The protagonist, Aaron, has an abnormal condition: his clairvoyance, the element linking people to their halves, was injured at birth, and doctors fear there will be a problem when he meets his half. In the meantime, Aaron is stubborn and hot-headed. He doesn’t buy the concept of halves, noting that there was a time in human history when people chose their own mates. Just before his eighteenth birthday, he meets Amber, an attractive girl with whom he falls in love. And Amber’s birthday is the same as Aaron’s, so it looks like they might even be halves. But there’s a problem: Clive. Clive is violent, and his father is a sinister doctor doing research that seems to be less than legal. Clive’s birthday, of course, is the same as Aaron’s and Ambers, and Clive insists he is Amber’s half. In fact, Amber and Clive have been identified as halves since they were babies, a practice that is generally frowned upon.
When Amber doesn’t seem to want to submit to Clive, Aaron hopes maybe she will be assigned as his half. But he finds out that Clive (and his father) have an operation planned that will make Amber docile, the perfect wife but no more than an empty, non-resistant shell.
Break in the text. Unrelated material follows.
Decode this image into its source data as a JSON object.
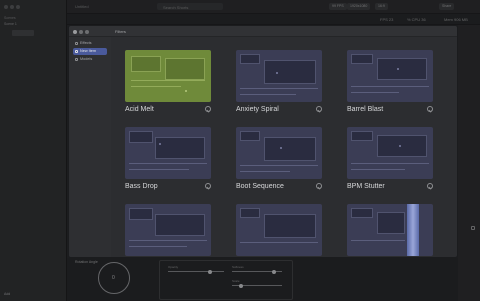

The book builds up to Aaron finding out who his half is. Of course I’m not going to ruin it. This is a great read for a high-school student, especially a male reader. There’s plenty of action and teenage aggression and lust. It’s a page turner from the start. The one thing that bothered me was the absence of Aaron’s parents. At times, things were happening, like kids entering the house at midnight, and the parents didn’t wake up. Also, Aaron got beat up a few times, but his parents didn’t seem too aware of that fact. Other than that, I enjoyed the story and would definitely recommend it to hesitant readers in my high school English class. It’s a compelling read that, I believe, would keep them turning the pages. I’ll admit, I lost some sleep over this book, as the pages compel you to turn… despite the fact that it’s past bedtime!